    HOW TO (UN)CAGE A GIRL is a short collection of poetry for and about girls. Told in three parts, these poems deal with many facets of life that women must deal with, from being a teen to becoming an adult. This is a book about life: the ups and downs, the pressure, the joys, the pain. This tiny book includes it all. <BR/><BR/>I enjoyed the book very much, and found the modern approach to poetry to be interesting and refreshing. It was a bit hard to understand at parts, but definitely enjoyable overall. <BR/><BR/>One of my favorite entries in this collection was one titled Media Queenz, which addresses all the singers and actresses that girls tend to idolize. I think the following line from this poem explains it best: <BR/><BR/>"where were our pradas? our pouts? <BR/>our captivating glances? <BR/>only later we would grow up <BR/>and realize that these women were just women" <BR/><BR/>This is a perfect novel for any girl who ever felt unworthy or like they didn't fit in. We are all our own people, and this book celebrates that. <BR/><BR/>With the holidays approaching, this small book would make a great stocking stuffer, as well!

    3 out of 4 people found this review helpful.

    Was this review helpful? Yes  No   Report this review
  • Anonymous

    Posted April 24, 2013

    AWESOME!!!

    Nice reviee i got a really good picture out of ur review. Now i know what the book is about without having to by ut thx a lot!!!

    Was this review helpful? Yes  No   Report this review
  • Anonymous

    Posted January 23, 2013

    Wow!@ hert/yahoo.com

    Bbbfh

    0 out of 1 people found this review helpful.

    Was this review helpful? Yes  No   Report this review
  • Anonymous

    Posted July 21, 2011

    No text was provided for this review.

  • Anonymous

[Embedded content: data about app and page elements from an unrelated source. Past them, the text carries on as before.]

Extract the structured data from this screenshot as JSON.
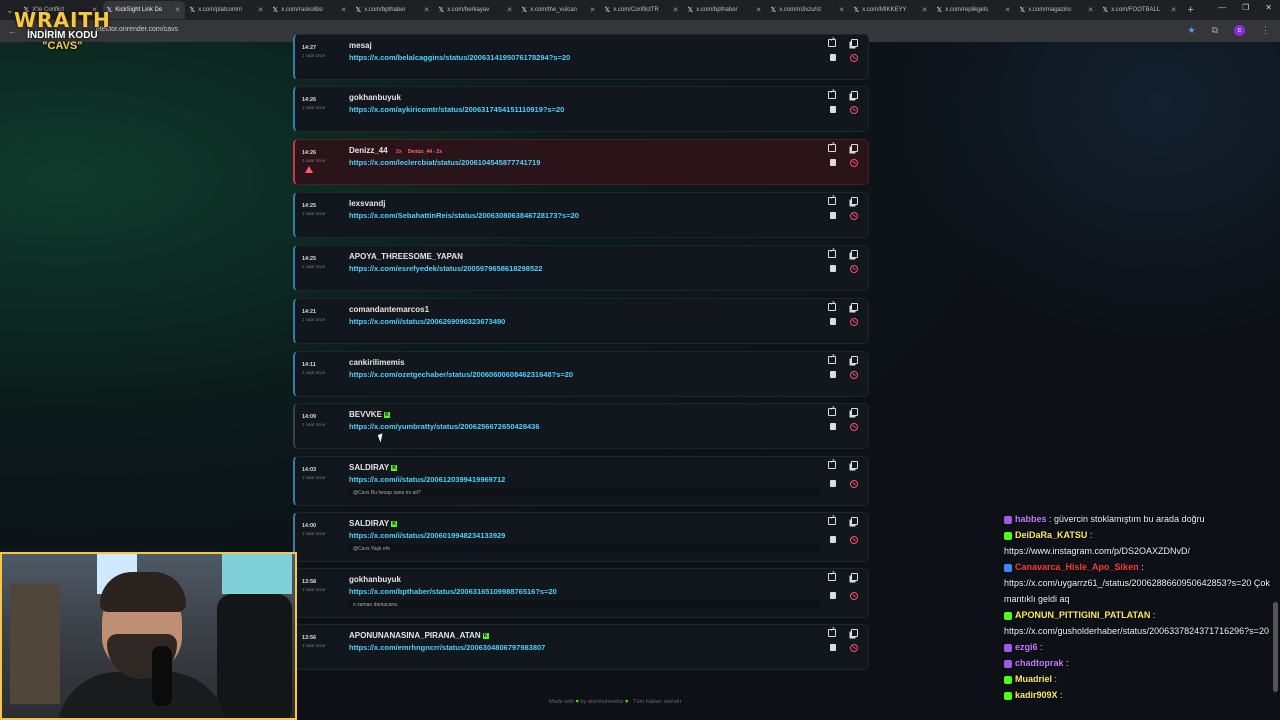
{
  "browser": {
    "tabs": [
      {
        "label": "X'te Conflict",
        "active": false
      },
      {
        "label": "KickSight Link De",
        "active": true
      },
      {
        "label": "x.com/platcomm",
        "active": false
      },
      {
        "label": "x.com/raskolibo",
        "active": false
      },
      {
        "label": "x.com/bpthaber",
        "active": false
      },
      {
        "label": "x.com/berkayav",
        "active": false
      },
      {
        "label": "x.com/the_vulcan",
        "active": false
      },
      {
        "label": "x.com/ConflictTR",
        "active": false
      },
      {
        "label": "x.com/bpthaber",
        "active": false
      },
      {
        "label": "x.com/m3vzu/st",
        "active": false
      },
      {
        "label": "x.com/MIKKEYY",
        "active": false
      },
      {
        "label": "x.com/replikgels",
        "active": false
      },
      {
        "label": "x.com/magazinc",
        "active": false
      },
      {
        "label": "x.com/FOOTBALL",
        "active": false
      }
    ],
    "new_tab": "+",
    "url": "etector.onrender.com/cavs"
  },
  "overlay_logo": {
    "title": "WRAITH",
    "line2": "İNDİRİM KODU",
    "line3": "\"CAVS\""
  },
  "cards": [
    {
      "time": "14:27",
      "ago": "1 saat önce",
      "user": "mesaj",
      "link": "https://x.com/belalcaggins/status/2006314195076178294?s=20",
      "note": "",
      "flag": false,
      "tag": "",
      "tag2": "",
      "kick": false
    },
    {
      "time": "14:26",
      "ago": "1 saat önce",
      "user": "gokhanbuyuk",
      "link": "https://x.com/aykiricomtr/status/2006317454151110919?s=20",
      "note": "",
      "flag": false,
      "tag": "",
      "tag2": "",
      "kick": false
    },
    {
      "time": "14:26",
      "ago": "1 saat önce",
      "user": "Denizz_44",
      "link": "https://x.com/leclercbiat/status/2006104545877741719",
      "note": "",
      "flag": true,
      "tag": "2x",
      "tag2": "Denizz_44 - 2x",
      "kick": false
    },
    {
      "time": "14:25",
      "ago": "1 saat önce",
      "user": "lexsvandj",
      "link": "https://x.com/SebahattinReis/status/2006308063846728173?s=20",
      "note": "",
      "flag": false,
      "tag": "",
      "tag2": "",
      "kick": false
    },
    {
      "time": "14:25",
      "ago": "1 saat önce",
      "user": "APOYA_THREESOME_YAPAN",
      "link": "https://x.com/esrefyedek/status/2005979658618298522",
      "note": "",
      "flag": false,
      "tag": "",
      "tag2": "",
      "kick": false
    },
    {
      "time": "14:21",
      "ago": "1 saat önce",
      "user": "comandantemarcos1",
      "link": "https://x.com/i/status/2006269090323673490",
      "note": "",
      "flag": false,
      "tag": "",
      "tag2": "",
      "kick": false
    },
    {
      "time": "14:11",
      "ago": "1 saat önce",
      "user": "cankirilimemis",
      "link": "https://x.com/ozetgechaber/status/2006060060846231648?s=20",
      "note": "",
      "flag": false,
      "tag": "",
      "tag2": "",
      "kick": false
    },
    {
      "time": "14:09",
      "ago": "1 saat önce",
      "user": "BEVVKE",
      "link": "https://x.com/yumbratty/status/2006256672650428436",
      "note": "",
      "flag": false,
      "tag": "",
      "tag2": "",
      "kick": true
    },
    {
      "time": "14:03",
      "ago": "1 saat önce",
      "user": "SALDIRAY",
      "link": "https://x.com/i/status/2006120399419969712",
      "note": "@Cavs Bu hesap sana mı ait?",
      "flag": false,
      "tag": "",
      "tag2": "",
      "kick": true
    },
    {
      "time": "14:00",
      "ago": "1 saat önce",
      "user": "SALDIRAY",
      "link": "https://x.com/i/status/2006019948234133929",
      "note": "@Cavs Yaşlı efe",
      "flag": false,
      "tag": "",
      "tag2": "",
      "kick": true
    },
    {
      "time": "13:58",
      "ago": "1 saat önce",
      "user": "gokhanbuyuk",
      "link": "https://x.com/bpthaber/status/2006316510998876516?s=20",
      "note": "o zaman damacana",
      "flag": false,
      "tag": "",
      "tag2": "",
      "kick": false
    },
    {
      "time": "13:56",
      "ago": "1 saat önce",
      "user": "APONUNANASINA_PIRANA_ATAN",
      "link": "https://x.com/emrhngncrr/status/2006304806797983807",
      "note": "",
      "flag": false,
      "tag": "",
      "tag2": "",
      "kick": true
    }
  ],
  "footer": {
    "made_with": "Made with",
    "by": "by",
    "author": "atarimuhendisi",
    "rights": "· Tüm hakları saklıdır"
  },
  "chat": [
    {
      "user": "habbes",
      "text": " : güvercin stoklamıştım bu arada doğru",
      "color": "purple"
    },
    {
      "user": "DeiDaRa_KATSU",
      "text": " :",
      "color": "yellow"
    },
    {
      "user": "",
      "text": "https://www.instagram.com/p/DS2OAXZDNvD/",
      "color": "white"
    },
    {
      "user": "Canavarca_Hisle_Apo_Siken",
      "text": " :",
      "color": "red"
    },
    {
      "user": "",
      "text": "https://x.com/uygarrz61_/status/2006288660950642853?s=20 Çok mantıklı geldi aq",
      "color": "white"
    },
    {
      "user": "APONUN_PITTIGINI_PATLATAN",
      "text": " :",
      "color": "yellow"
    },
    {
      "user": "",
      "text": "https://x.com/gusholderhaber/status/2006337824371716296?s=20",
      "color": "white"
    },
    {
      "user": "ezgi6",
      "text": " : ",
      "color": "purple"
    },
    {
      "user": "chadtoprak",
      "text": " : ",
      "color": "purple"
    },
    {
      "user": "Muadriel",
      "text": " : ",
      "color": "yellow"
    },
    {
      "user": "kadir909X",
      "text": " : ",
      "color": "yellow"
    }
  ]
}
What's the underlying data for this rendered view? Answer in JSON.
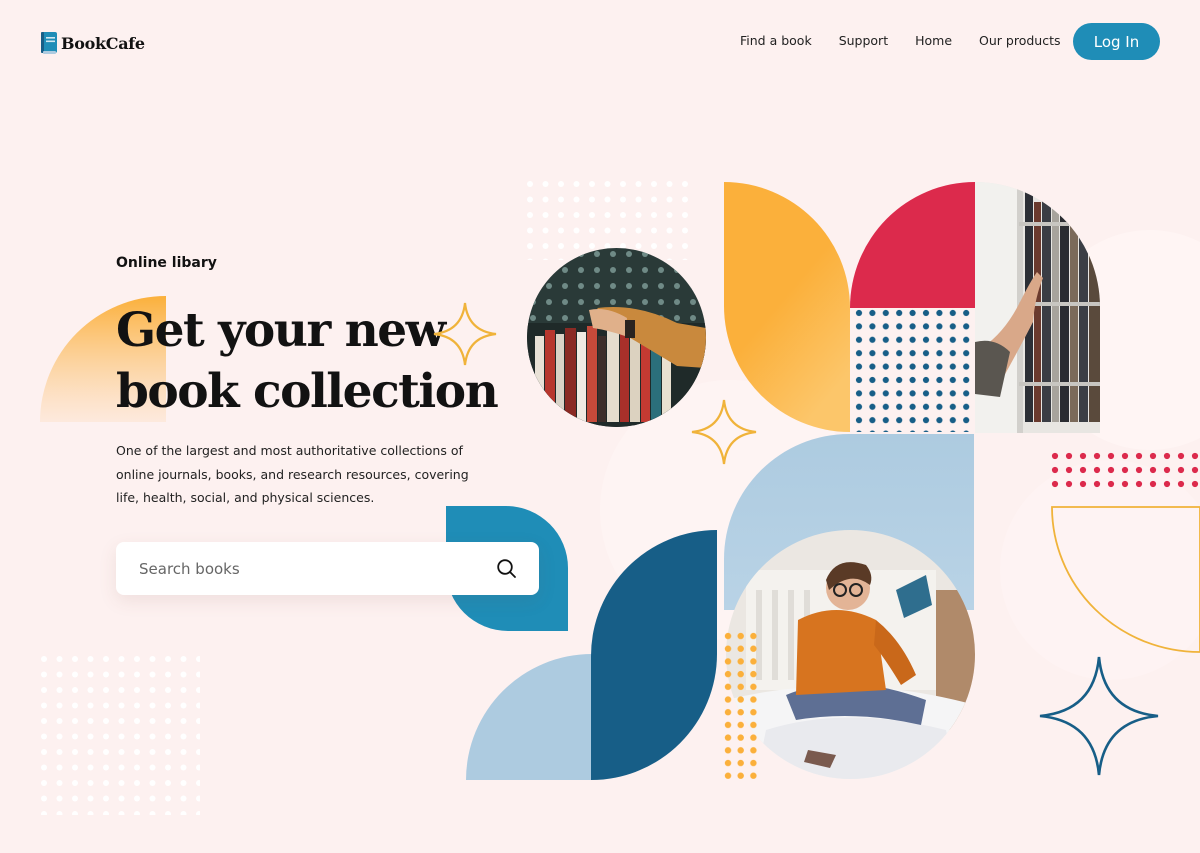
{
  "brand": {
    "name": "BookCafe"
  },
  "nav": {
    "items": [
      "Find a book",
      "Support",
      "Home",
      "Our products"
    ],
    "login_label": "Log In"
  },
  "hero": {
    "eyebrow": "Online libary",
    "headline_line1": "Get your new",
    "headline_line2": "book collection",
    "description": "One of the largest and most authoritative collections of online journals, books, and research resources, covering life, health, social, and physical sciences."
  },
  "search": {
    "placeholder": "Search books"
  },
  "colors": {
    "background": "#fdf1f0",
    "primary_blue": "#1f8db7",
    "dark_blue": "#175e87",
    "light_blue": "#adcbe0",
    "orange": "#fbb03b",
    "crimson": "#dc2a4c",
    "gold_line": "#f0b33a"
  },
  "icons": [
    "book-logo-icon",
    "search-icon",
    "sparkle-icon"
  ]
}
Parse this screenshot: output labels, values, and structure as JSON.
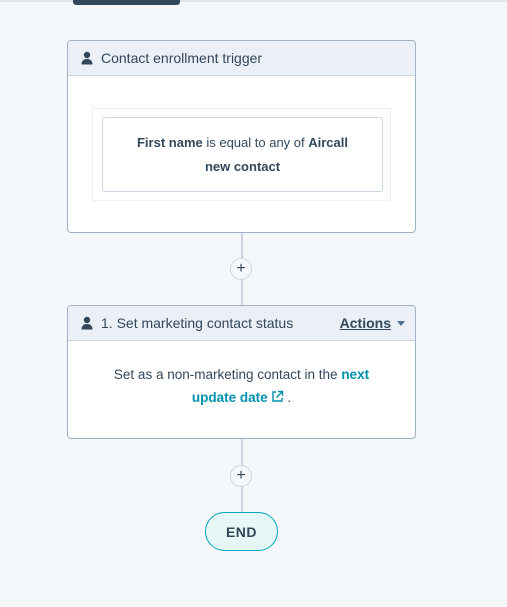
{
  "trigger": {
    "header_title": "Contact enrollment trigger",
    "criteria_field": "First name",
    "criteria_operator": " is equal to any of ",
    "criteria_value_part1": "Aircall",
    "criteria_value_part2": "new contact"
  },
  "connectors": {
    "add_step_symbol": "+"
  },
  "action": {
    "header_title": "1. Set marketing contact status",
    "actions_label": "Actions",
    "body_text": "Set as a non-marketing contact in the ",
    "body_link_part1": "next",
    "body_link_part2": "update date",
    "body_end": "."
  },
  "end": {
    "label": "END"
  },
  "icons": {
    "person": "person-icon",
    "caret": "caret-down-icon",
    "external_link": "external-link-icon"
  },
  "colors": {
    "link": "#0091ae",
    "end_border": "#00a4bd",
    "end_fill": "#e5f8f6"
  }
}
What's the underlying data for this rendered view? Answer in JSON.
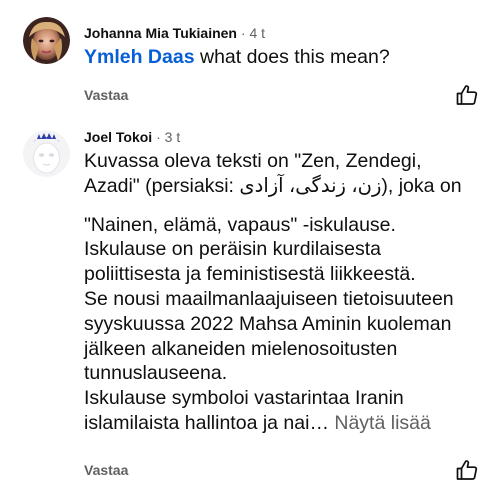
{
  "comments": [
    {
      "author": "Johanna Mia Tukiainen",
      "separator": "·",
      "age": "4 t",
      "mention": "Ymleh Daas",
      "text": "what does this mean?",
      "reply_label": "Vastaa",
      "like_icon": "thumb-up-icon"
    },
    {
      "author": "Joel Tokoi",
      "separator": "·",
      "age": "3 t",
      "lines": [
        "Kuvassa oleva teksti on \"Zen, Zendegi,",
        "Azadi\" (persiaksi: زن، زندگی، آزادی), joka on",
        "\"Nainen, elämä, vapaus\" -iskulause.",
        "Iskulause on peräisin kurdilaisesta",
        "poliittisesta ja feministisestä liikkeestä.",
        "Se nousi maailmanlaajuiseen tietoisuuteen",
        "syyskuussa 2022 Mahsa Aminin kuoleman",
        "jälkeen alkaneiden mielenosoitusten",
        "tunnuslauseena.",
        "Iskulause symboloi vastarintaa Iranin",
        "islamilaista hallintoa ja nai…"
      ],
      "show_more": "Näytä lisää",
      "reply_label": "Vastaa",
      "like_icon": "thumb-up-icon"
    }
  ],
  "colors": {
    "mention": "#065fd4",
    "text": "#0f0f0f",
    "secondary": "#606060"
  }
}
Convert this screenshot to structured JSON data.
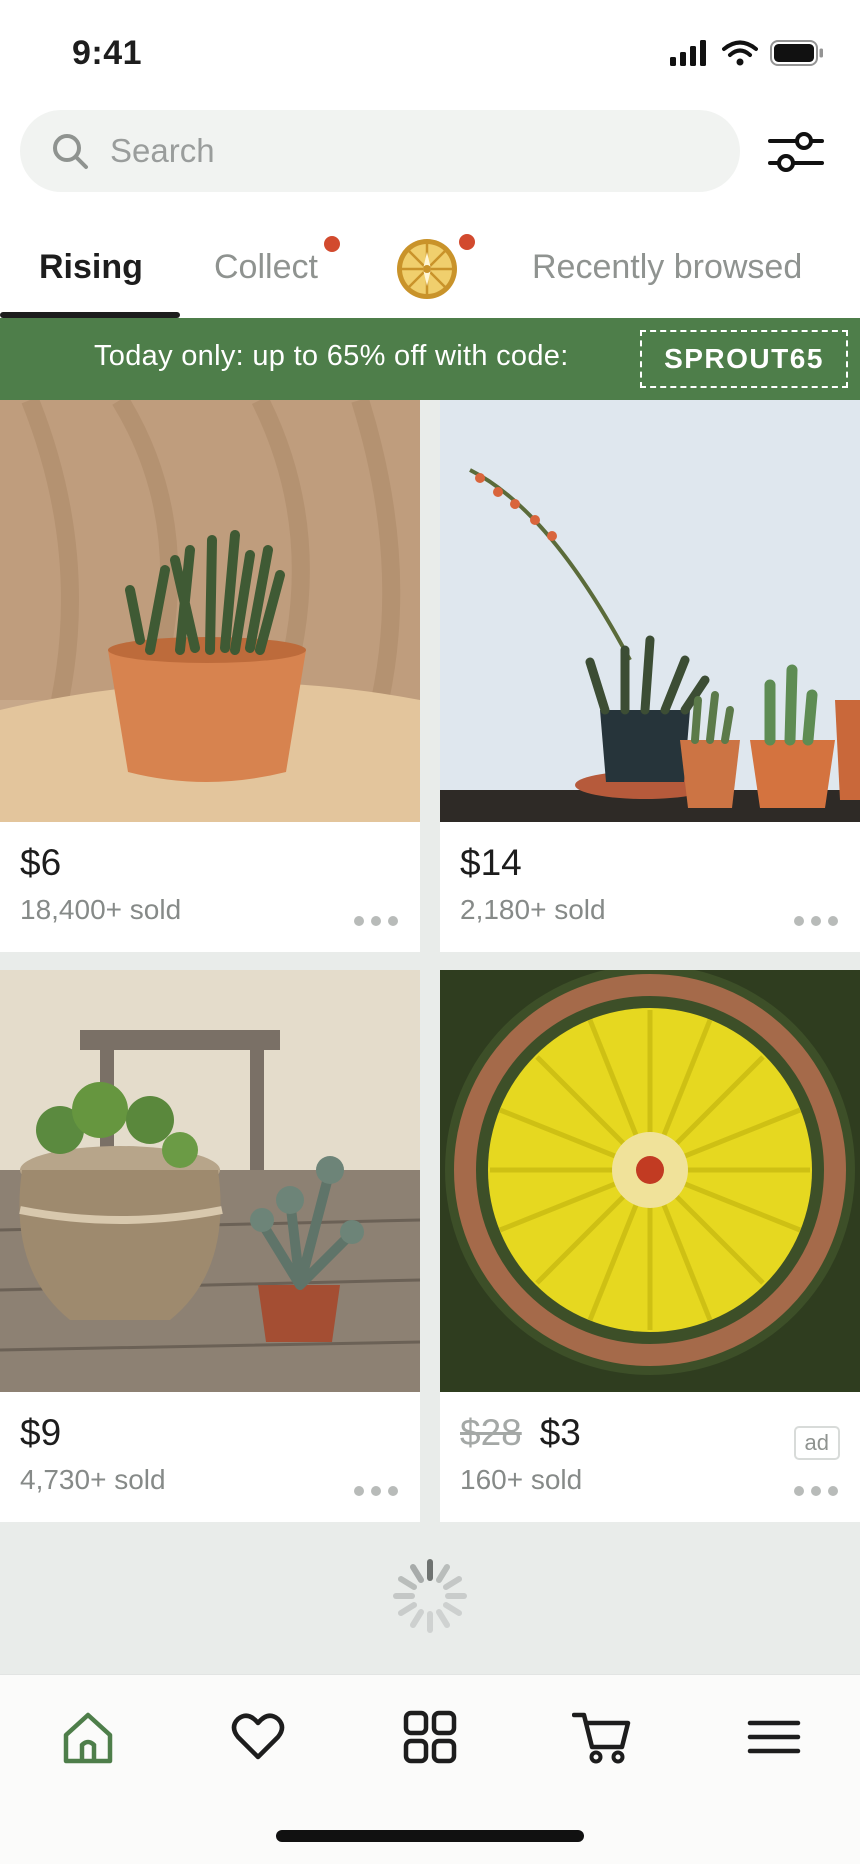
{
  "status": {
    "time": "9:41"
  },
  "search": {
    "placeholder": "Search"
  },
  "tabs": [
    {
      "label": "Rising",
      "active": true
    },
    {
      "label": "Collect",
      "active": false,
      "badge": "red-dot"
    },
    {
      "label": "",
      "icon": "spin-wheel-icon",
      "badge": "red-dot"
    },
    {
      "label": "Recently browsed",
      "active": false
    }
  ],
  "promo": {
    "text": "Today only: up to 65% off with code:",
    "code": "SPROUT65"
  },
  "products": [
    {
      "price": "$6",
      "sold": "18,400+ sold",
      "image": "succulent-in-terracotta-pot"
    },
    {
      "price": "$14",
      "sold": "2,180+ sold",
      "image": "potted-cacti-row"
    },
    {
      "price": "$9",
      "sold": "4,730+ sold",
      "image": "ceramic-and-clay-pots"
    },
    {
      "old_price": "$28",
      "price": "$3",
      "sold": "160+ sold",
      "ad": "ad",
      "image": "yellow-cactus-flower"
    }
  ],
  "bottom_nav": [
    {
      "icon": "home-icon",
      "active": true
    },
    {
      "icon": "heart-icon",
      "active": false
    },
    {
      "icon": "grid-icon",
      "active": false
    },
    {
      "icon": "cart-icon",
      "active": false
    },
    {
      "icon": "menu-icon",
      "active": false
    }
  ],
  "colors": {
    "brand_green": "#4e7e4a",
    "badge_red": "#d24a2e",
    "background": "#e9ecea"
  }
}
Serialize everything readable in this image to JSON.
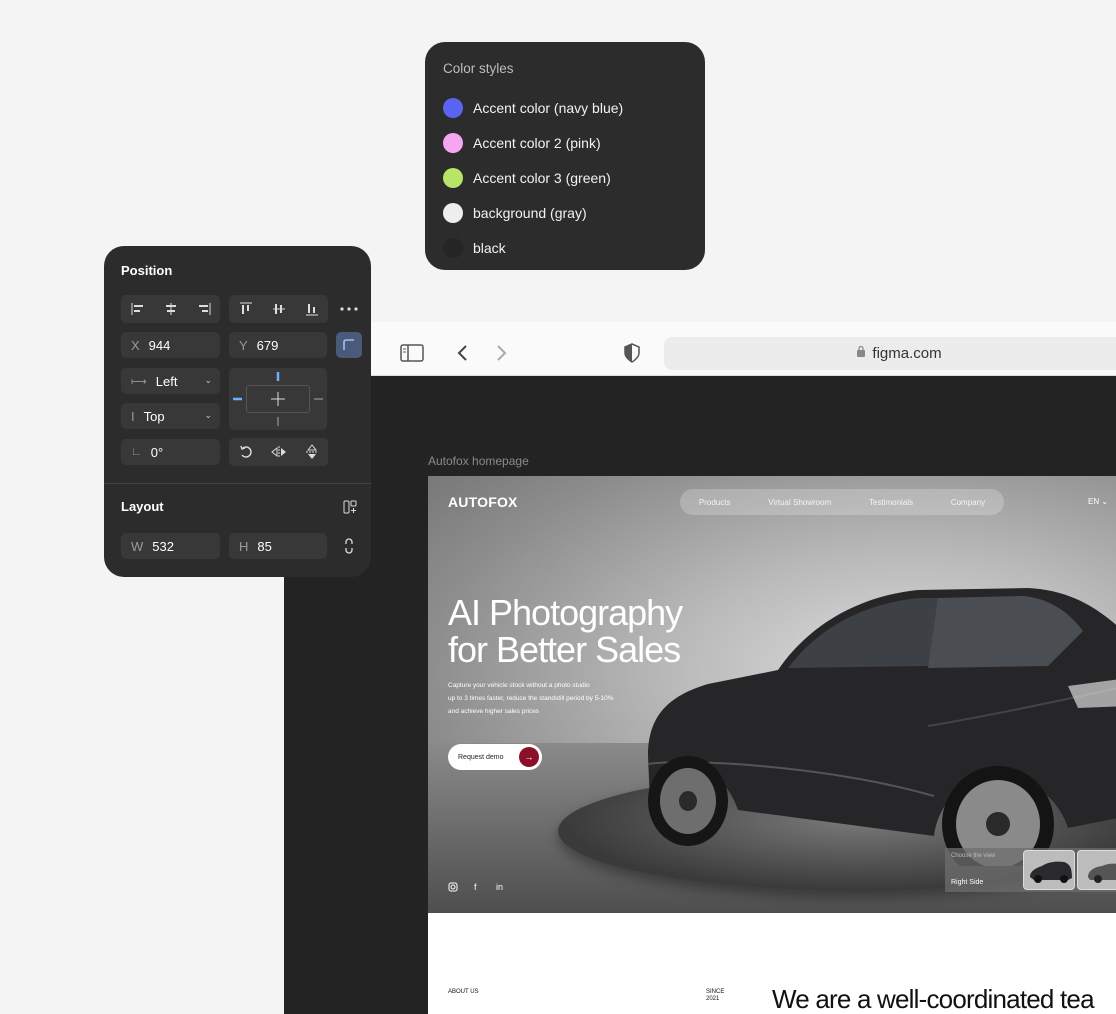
{
  "color_styles": {
    "title": "Color styles",
    "items": [
      {
        "label": "Accent color (navy blue)",
        "color": "#5a64f0"
      },
      {
        "label": "Accent color 2 (pink)",
        "color": "#f5a6f2"
      },
      {
        "label": "Accent color 3 (green)",
        "color": "#b8e467"
      },
      {
        "label": "background (gray)",
        "color": "#eeeeee"
      },
      {
        "label": "black",
        "color": "#252525"
      }
    ]
  },
  "position_panel": {
    "title": "Position",
    "x_key": "X",
    "x": "944",
    "y_key": "Y",
    "y": "679",
    "horizontal": "Left",
    "vertical": "Top",
    "rotation": "0°",
    "layout_title": "Layout",
    "w_key": "W",
    "w": "532",
    "h_key": "H",
    "h": "85"
  },
  "browser": {
    "url": "figma.com",
    "frame_label": "Autofox homepage"
  },
  "site": {
    "logo": "AUTOFOX",
    "nav": [
      "Products",
      "Virtual Showroom",
      "Testimonials",
      "Company"
    ],
    "lang": "EN",
    "headline_1": "AI Photography",
    "headline_2": "for Better Sales",
    "sub_1": "Capture your vehicle stock without a photo studio",
    "sub_2": "up to 3 times faster, reduce the standstill period by 5-10%",
    "sub_3": "and achieve higher sales prices",
    "demo_label": "Request demo",
    "view_caption": "Choose the view",
    "view_label": "Right Side",
    "about_label": "ABOUT US",
    "since_label": "SINCE",
    "since_year": "2021",
    "tagline": "We are a well-coordinated tea",
    "accent": "#8b0f28"
  }
}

    Posted November 16, 2011

    No text was provided for this review.

  • Anonymous

    Posted November 15, 2008

    No text was provided for this review.

  • Anonymous

    Posted June 9, 2011

    No text was provided for this review.

  • Anonymous

    Posted July 11, 2009

    No text was provided for this review.

Sort by: Showing all of 8 Customer Reviews

If you find inappropriate content, please report it to Barnes & Noble
Why is this product inappropriate?
Comments (optional)